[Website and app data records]
- Opening Delimiter -
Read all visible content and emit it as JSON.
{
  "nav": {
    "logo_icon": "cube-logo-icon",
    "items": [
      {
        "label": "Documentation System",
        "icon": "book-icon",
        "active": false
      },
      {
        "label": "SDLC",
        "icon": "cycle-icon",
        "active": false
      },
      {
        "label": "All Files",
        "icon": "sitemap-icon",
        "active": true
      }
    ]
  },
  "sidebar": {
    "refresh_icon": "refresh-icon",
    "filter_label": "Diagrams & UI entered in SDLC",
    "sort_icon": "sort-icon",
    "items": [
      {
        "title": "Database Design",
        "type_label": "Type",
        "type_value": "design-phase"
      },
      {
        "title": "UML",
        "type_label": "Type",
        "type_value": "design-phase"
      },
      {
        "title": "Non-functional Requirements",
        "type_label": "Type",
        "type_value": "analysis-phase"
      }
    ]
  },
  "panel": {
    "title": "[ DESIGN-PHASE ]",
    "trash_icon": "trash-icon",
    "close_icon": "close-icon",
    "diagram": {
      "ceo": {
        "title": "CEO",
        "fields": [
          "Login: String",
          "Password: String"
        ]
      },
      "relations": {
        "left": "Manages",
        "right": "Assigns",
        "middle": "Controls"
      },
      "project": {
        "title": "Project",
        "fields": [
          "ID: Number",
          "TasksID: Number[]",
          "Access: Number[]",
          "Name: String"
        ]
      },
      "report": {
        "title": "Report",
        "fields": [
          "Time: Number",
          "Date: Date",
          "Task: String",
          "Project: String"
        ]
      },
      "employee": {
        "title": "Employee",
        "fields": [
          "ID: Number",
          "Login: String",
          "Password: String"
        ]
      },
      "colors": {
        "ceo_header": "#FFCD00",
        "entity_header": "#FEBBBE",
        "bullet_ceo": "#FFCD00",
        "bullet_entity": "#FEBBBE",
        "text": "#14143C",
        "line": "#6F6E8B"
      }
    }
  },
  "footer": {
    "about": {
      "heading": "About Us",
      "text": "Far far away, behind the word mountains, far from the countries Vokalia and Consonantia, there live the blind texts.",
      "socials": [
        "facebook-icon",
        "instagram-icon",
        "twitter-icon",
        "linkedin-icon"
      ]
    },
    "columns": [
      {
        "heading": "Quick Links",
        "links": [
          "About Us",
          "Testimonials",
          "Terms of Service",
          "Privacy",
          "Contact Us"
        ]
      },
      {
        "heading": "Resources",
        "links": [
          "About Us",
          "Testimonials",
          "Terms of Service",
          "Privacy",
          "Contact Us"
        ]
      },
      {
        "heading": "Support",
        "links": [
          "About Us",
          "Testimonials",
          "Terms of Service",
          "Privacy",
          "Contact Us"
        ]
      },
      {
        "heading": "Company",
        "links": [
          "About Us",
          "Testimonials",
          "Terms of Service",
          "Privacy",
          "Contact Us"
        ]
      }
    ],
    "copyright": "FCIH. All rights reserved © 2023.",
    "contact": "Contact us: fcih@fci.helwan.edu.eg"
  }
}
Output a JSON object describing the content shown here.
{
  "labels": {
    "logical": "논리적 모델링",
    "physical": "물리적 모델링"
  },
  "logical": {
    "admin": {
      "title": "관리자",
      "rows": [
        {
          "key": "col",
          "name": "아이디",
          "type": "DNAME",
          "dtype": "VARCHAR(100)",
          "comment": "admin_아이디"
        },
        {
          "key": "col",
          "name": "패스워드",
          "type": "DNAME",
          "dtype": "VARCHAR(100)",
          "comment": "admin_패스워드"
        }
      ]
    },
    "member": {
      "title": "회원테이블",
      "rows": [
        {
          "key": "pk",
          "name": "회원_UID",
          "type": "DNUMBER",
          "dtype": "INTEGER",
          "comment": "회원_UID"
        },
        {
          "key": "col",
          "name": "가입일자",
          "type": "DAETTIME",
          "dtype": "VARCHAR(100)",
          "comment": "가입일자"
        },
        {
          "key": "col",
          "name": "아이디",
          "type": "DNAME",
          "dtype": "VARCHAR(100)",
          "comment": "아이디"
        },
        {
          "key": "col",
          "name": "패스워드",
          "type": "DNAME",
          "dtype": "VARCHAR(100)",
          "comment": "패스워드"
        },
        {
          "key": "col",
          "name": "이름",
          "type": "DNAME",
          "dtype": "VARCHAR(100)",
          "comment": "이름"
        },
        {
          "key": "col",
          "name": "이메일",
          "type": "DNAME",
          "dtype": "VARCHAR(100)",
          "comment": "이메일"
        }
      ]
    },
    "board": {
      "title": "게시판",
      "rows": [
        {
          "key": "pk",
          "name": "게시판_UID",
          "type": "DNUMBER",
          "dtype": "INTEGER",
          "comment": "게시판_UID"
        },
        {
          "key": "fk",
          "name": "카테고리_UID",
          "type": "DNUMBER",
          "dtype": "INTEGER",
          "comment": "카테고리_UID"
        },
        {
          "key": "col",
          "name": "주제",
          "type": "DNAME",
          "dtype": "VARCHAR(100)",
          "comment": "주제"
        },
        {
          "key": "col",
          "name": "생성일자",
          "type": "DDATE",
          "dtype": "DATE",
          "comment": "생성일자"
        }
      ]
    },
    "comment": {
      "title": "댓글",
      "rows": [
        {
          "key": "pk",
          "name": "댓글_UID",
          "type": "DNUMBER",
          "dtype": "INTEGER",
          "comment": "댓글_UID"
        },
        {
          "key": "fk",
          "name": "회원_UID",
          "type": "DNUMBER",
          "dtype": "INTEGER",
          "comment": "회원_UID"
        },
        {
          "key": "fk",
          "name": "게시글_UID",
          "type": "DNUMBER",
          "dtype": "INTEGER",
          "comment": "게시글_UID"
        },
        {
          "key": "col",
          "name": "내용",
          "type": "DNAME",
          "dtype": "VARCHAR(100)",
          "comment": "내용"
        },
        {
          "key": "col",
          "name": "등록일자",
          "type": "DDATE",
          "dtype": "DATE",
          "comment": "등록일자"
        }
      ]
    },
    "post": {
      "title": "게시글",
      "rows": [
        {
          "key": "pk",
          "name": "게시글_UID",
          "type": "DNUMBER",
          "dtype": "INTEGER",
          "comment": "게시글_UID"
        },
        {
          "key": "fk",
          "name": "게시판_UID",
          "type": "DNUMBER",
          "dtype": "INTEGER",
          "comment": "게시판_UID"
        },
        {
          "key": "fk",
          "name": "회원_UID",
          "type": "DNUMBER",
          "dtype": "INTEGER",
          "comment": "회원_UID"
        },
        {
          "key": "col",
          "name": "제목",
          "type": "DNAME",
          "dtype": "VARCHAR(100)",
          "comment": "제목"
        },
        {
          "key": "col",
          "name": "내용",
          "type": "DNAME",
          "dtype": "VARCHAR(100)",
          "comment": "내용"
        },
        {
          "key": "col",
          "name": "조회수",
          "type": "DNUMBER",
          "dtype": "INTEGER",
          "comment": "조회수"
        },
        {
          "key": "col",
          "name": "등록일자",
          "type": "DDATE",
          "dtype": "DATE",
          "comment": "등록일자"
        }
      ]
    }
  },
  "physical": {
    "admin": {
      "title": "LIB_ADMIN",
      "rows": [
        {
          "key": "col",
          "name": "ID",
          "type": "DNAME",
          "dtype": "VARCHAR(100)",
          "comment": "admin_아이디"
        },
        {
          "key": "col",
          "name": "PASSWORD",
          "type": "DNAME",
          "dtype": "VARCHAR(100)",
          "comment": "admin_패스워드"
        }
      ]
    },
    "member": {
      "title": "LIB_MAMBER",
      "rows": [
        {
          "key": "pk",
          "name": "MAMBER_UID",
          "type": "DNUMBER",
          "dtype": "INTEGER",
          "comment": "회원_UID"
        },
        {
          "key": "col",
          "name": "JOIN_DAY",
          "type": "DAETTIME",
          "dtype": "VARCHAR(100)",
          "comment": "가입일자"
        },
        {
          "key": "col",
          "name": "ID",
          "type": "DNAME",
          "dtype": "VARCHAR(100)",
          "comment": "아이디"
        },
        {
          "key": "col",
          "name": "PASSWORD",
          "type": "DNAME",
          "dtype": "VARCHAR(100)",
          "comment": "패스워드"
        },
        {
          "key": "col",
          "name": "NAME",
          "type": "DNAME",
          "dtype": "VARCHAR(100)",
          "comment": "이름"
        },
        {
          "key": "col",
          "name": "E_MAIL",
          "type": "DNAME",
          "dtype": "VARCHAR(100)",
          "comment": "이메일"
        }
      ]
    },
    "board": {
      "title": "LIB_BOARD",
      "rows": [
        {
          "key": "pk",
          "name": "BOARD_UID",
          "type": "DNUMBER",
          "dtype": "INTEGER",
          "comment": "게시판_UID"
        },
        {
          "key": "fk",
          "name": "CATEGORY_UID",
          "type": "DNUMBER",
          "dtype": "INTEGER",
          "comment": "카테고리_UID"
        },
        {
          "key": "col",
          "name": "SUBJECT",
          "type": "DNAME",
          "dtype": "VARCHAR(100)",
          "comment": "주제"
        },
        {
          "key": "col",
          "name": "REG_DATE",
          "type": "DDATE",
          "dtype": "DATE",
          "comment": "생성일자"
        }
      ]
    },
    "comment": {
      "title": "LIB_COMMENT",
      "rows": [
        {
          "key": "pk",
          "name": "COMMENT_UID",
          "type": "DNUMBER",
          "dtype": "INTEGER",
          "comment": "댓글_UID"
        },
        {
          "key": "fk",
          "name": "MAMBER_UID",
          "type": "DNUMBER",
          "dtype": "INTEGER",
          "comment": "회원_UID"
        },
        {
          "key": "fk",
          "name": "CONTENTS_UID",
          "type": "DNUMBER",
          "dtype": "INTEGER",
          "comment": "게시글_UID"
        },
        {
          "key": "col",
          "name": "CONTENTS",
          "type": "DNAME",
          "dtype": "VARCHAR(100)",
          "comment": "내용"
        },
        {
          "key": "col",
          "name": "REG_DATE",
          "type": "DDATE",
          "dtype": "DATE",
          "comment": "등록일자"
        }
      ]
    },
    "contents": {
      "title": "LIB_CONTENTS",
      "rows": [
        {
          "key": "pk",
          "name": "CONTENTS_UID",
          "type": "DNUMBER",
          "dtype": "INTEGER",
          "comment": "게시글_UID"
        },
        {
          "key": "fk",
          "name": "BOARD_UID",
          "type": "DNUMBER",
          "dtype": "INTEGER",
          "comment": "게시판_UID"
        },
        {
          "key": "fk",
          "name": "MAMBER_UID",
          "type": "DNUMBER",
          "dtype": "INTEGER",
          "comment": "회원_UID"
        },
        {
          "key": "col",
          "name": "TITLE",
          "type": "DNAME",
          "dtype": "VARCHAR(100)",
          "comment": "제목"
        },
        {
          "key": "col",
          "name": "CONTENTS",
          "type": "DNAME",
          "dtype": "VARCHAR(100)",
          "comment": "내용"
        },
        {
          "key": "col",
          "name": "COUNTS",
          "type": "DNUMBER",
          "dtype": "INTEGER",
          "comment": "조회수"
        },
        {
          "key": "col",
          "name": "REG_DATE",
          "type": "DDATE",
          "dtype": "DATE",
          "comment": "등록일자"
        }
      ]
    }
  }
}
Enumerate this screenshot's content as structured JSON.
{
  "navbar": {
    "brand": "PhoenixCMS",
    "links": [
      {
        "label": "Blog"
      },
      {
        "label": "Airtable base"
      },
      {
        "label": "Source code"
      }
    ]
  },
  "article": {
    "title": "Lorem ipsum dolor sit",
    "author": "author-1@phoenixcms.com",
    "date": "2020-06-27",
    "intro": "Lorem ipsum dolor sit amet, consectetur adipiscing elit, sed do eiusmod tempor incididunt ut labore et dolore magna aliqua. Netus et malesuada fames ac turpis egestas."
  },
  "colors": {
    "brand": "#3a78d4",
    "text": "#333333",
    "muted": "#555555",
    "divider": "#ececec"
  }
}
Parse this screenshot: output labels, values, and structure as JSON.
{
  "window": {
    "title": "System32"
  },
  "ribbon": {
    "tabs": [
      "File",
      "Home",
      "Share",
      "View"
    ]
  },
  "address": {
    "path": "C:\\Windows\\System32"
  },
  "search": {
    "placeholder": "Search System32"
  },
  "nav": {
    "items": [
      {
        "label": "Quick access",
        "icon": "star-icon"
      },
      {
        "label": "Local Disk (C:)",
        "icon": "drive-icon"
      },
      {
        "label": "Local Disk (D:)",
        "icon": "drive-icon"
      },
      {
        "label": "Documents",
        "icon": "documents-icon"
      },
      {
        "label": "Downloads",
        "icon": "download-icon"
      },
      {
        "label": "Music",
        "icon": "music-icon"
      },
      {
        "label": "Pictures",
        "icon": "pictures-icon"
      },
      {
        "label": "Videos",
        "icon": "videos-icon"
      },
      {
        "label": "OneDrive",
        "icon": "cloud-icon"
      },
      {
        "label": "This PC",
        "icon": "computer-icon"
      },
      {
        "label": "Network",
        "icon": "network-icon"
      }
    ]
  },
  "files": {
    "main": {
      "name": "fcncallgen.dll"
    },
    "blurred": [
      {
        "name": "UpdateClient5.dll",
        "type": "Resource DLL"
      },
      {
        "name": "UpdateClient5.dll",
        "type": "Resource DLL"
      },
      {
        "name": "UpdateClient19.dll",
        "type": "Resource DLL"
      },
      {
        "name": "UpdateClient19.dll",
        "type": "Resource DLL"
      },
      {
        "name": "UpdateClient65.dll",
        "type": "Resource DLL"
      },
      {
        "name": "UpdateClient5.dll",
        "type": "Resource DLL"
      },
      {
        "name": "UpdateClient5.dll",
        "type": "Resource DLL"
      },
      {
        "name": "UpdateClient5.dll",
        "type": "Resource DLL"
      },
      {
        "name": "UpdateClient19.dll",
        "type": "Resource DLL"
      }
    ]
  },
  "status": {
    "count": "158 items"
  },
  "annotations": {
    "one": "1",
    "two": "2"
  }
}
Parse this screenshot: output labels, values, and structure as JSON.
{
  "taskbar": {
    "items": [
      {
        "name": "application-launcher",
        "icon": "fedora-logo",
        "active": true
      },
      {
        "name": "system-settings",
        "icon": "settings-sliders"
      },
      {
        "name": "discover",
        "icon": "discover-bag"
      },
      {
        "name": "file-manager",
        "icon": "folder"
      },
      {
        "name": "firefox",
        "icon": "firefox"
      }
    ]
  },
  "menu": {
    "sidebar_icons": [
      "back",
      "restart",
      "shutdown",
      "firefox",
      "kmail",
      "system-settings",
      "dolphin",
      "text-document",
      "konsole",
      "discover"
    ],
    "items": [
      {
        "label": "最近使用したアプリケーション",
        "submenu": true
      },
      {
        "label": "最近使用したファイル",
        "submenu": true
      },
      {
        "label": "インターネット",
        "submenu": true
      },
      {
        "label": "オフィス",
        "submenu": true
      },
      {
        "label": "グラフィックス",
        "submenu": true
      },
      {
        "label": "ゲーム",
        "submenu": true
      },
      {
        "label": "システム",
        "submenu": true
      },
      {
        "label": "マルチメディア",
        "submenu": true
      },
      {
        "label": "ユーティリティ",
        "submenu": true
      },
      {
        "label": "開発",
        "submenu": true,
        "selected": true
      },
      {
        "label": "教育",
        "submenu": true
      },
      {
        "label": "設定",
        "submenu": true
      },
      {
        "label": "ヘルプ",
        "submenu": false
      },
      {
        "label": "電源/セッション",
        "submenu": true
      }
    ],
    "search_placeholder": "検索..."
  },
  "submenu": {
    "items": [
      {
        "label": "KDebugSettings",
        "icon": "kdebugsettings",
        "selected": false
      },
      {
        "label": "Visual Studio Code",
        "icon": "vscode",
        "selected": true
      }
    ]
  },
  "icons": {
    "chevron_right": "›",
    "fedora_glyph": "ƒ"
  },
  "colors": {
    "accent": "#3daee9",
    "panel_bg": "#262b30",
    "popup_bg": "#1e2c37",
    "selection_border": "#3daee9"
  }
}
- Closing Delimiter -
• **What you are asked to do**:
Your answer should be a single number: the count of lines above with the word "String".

• **Expected answer**:
7